*EXERCISE DIRECTIONS*
Search for the word "Types" in the entries. Each line that holds it should be copied.

*SOURCE RECORDS*
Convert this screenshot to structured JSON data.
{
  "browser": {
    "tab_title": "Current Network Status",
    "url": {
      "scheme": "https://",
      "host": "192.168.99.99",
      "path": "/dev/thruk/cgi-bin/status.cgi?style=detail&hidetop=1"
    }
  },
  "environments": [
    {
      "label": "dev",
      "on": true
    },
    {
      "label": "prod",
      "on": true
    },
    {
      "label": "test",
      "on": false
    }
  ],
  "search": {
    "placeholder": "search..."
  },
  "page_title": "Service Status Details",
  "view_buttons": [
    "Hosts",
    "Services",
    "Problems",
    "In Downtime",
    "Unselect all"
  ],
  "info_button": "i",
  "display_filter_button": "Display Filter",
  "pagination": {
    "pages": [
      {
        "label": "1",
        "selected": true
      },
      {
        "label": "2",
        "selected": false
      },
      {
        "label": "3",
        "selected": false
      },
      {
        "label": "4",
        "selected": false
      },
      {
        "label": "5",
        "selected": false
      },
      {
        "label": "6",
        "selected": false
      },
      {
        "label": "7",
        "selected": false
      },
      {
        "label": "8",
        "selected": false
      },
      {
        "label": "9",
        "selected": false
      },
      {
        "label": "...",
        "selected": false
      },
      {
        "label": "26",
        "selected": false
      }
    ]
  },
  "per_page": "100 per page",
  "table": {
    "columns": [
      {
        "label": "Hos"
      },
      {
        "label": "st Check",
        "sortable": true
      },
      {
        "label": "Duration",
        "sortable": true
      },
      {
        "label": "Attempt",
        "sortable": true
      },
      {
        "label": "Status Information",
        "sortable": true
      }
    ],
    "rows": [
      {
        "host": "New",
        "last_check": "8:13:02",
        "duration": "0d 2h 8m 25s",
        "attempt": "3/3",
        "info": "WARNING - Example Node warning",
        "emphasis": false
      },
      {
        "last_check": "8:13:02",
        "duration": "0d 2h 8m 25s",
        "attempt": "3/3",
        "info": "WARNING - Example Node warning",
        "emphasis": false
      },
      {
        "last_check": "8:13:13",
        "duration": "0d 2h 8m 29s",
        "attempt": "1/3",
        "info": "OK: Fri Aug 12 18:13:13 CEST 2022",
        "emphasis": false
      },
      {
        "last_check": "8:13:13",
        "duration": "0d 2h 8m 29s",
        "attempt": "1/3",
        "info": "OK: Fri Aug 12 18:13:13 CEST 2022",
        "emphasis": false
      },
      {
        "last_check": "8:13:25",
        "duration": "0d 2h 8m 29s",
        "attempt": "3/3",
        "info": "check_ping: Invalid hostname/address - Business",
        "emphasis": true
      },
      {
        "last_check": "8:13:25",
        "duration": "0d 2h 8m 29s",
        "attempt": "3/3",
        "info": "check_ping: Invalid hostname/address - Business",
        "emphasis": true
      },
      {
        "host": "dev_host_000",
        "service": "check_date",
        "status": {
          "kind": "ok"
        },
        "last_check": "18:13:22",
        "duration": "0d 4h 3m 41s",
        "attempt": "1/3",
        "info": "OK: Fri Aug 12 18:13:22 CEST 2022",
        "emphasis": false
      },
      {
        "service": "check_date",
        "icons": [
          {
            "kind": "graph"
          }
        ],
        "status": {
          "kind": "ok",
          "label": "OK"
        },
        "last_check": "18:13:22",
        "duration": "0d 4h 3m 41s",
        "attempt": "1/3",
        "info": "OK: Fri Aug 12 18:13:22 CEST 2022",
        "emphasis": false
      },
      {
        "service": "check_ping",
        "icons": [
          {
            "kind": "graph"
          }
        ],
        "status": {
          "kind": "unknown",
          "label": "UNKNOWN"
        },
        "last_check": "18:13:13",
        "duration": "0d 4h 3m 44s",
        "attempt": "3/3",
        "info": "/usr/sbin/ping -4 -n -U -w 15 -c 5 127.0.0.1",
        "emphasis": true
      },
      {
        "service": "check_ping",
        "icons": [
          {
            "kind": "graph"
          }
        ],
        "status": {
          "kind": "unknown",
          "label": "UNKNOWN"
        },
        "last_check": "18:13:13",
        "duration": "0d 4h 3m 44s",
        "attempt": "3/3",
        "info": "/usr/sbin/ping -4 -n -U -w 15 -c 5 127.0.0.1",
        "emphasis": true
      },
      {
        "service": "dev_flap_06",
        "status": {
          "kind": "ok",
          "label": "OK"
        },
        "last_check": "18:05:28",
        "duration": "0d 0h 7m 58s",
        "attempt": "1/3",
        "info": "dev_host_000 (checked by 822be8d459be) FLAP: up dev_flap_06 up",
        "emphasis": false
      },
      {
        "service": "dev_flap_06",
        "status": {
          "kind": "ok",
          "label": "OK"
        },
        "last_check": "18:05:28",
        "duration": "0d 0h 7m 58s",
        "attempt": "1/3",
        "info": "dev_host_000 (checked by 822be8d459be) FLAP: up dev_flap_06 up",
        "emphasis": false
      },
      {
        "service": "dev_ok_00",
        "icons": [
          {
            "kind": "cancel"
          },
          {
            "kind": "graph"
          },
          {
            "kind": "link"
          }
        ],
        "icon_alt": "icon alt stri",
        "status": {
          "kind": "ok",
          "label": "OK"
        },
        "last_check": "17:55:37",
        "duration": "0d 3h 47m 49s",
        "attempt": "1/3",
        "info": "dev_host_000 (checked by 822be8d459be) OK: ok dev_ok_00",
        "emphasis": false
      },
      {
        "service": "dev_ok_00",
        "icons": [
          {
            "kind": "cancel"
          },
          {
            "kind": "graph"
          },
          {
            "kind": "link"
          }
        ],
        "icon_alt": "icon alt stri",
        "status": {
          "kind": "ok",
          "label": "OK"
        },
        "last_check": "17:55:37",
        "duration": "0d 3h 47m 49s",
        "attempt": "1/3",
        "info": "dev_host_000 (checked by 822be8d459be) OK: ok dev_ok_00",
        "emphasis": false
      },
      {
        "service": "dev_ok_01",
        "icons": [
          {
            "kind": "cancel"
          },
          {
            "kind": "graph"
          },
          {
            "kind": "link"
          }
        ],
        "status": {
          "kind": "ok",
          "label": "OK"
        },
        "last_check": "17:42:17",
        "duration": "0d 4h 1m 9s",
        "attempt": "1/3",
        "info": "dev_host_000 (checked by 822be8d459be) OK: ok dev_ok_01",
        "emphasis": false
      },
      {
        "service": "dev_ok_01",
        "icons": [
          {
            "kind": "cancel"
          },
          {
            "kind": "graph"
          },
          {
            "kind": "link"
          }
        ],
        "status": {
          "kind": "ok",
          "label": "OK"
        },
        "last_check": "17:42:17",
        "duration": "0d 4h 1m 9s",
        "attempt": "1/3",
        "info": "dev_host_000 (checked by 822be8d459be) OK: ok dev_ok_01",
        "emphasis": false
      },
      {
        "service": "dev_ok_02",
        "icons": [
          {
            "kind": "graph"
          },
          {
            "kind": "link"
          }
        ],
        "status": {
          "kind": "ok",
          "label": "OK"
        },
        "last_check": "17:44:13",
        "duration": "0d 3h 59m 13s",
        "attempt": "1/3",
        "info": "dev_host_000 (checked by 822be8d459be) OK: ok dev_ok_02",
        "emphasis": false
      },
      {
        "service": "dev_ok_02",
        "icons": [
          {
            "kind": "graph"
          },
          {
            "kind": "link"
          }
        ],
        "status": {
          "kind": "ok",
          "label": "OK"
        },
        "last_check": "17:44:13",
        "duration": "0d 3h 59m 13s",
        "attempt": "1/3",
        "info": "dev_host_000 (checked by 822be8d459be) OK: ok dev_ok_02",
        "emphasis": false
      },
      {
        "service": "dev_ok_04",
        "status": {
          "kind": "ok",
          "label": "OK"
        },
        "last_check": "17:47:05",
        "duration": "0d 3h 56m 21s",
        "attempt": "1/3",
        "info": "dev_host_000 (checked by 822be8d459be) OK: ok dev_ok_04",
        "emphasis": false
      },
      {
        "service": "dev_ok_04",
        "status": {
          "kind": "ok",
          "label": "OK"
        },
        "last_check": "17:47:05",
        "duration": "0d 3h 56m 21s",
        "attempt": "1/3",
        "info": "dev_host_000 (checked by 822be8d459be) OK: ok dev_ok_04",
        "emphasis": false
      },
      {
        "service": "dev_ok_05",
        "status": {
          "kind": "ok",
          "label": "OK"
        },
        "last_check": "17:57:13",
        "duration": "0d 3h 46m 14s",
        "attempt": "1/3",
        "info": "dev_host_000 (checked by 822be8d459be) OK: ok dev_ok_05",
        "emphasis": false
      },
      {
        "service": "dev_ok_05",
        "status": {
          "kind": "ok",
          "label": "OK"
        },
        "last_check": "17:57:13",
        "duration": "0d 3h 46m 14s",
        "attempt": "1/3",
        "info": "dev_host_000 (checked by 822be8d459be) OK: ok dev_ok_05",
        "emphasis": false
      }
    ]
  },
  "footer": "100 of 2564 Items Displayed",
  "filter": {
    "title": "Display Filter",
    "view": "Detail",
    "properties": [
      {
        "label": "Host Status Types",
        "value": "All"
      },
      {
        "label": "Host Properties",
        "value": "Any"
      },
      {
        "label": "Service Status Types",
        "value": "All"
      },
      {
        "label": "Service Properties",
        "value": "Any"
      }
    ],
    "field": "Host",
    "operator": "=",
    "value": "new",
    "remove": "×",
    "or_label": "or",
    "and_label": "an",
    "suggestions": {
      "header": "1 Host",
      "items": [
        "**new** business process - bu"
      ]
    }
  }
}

*SOLUTION TO THE EXERCISE*
        "label": "Host Status Types",
        "label": "Service Status Types",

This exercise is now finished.